Activity: Your answer should be an exact copy of every record.

Task material:
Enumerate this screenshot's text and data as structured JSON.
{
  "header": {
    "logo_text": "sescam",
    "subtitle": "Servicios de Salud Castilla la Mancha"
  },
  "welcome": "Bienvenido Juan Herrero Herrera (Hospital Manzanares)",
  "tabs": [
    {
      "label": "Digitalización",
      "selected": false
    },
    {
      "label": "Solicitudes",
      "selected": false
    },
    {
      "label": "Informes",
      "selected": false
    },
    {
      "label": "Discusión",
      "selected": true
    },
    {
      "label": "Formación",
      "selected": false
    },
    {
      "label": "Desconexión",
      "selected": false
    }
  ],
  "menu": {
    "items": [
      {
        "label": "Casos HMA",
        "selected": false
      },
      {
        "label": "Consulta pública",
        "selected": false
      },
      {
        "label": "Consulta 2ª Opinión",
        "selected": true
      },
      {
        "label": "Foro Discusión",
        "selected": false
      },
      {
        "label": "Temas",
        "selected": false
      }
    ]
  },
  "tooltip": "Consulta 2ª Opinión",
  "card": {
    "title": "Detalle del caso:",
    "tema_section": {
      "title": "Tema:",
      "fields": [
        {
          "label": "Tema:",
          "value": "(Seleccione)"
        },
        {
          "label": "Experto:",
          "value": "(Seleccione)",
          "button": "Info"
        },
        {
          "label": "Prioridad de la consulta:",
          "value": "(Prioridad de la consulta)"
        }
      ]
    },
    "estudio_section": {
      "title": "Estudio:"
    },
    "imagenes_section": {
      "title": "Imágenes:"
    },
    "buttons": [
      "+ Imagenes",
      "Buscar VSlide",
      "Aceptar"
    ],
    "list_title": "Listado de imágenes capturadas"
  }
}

Solution to this problem:
Enumerate this screenshot's text and data as structured JSON.
{
  "header": {
    "logo_text": "sescam",
    "subtitle": "Servicios de Salud Castilla la Mancha"
  },
  "welcome": "Bienvenido Juan Herrero Herrera (Hospital Manzanares)",
  "tabs": [
    {
      "label": "Digitalización",
      "selected": false
    },
    {
      "label": "Solicitudes",
      "selected": false
    },
    {
      "label": "Informes",
      "selected": false
    },
    {
      "label": "Discusión",
      "selected": true
    },
    {
      "label": "Formación",
      "selected": false
    },
    {
      "label": "Desconexión",
      "selected": false
    }
  ],
  "menu": {
    "items": [
      {
        "label": "Casos HMA",
        "selected": false
      },
      {
        "label": "Consulta pública",
        "selected": false
      },
      {
        "label": "Consulta 2ª Opinión",
        "selected": true
      },
      {
        "label": "Foro Discusión",
        "selected": false
      },
      {
        "label": "Temas",
        "selected": false
      }
    ]
  },
  "tooltip": "Consulta 2ª Opinión",
  "card": {
    "title": "Detalle del caso:",
    "tema_section": {
      "title": "Tema:",
      "fields": [
        {
          "label": "Tema:",
          "value": "(Seleccione)"
        },
        {
          "label": "Experto:",
          "value": "(Seleccione)",
          "button": "Info"
        },
        {
          "label": "Prioridad de la consulta:",
          "value": "(Prioridad de la consulta)"
        }
      ]
    },
    "estudio_section": {
      "title": "Estudio:"
    },
    "imagenes_section": {
      "title": "Imágenes:"
    },
    "buttons": [
      "+ Imagenes",
      "Buscar VSlide",
      "Aceptar"
    ],
    "list_title": "Listado de imágenes capturadas"
  }
}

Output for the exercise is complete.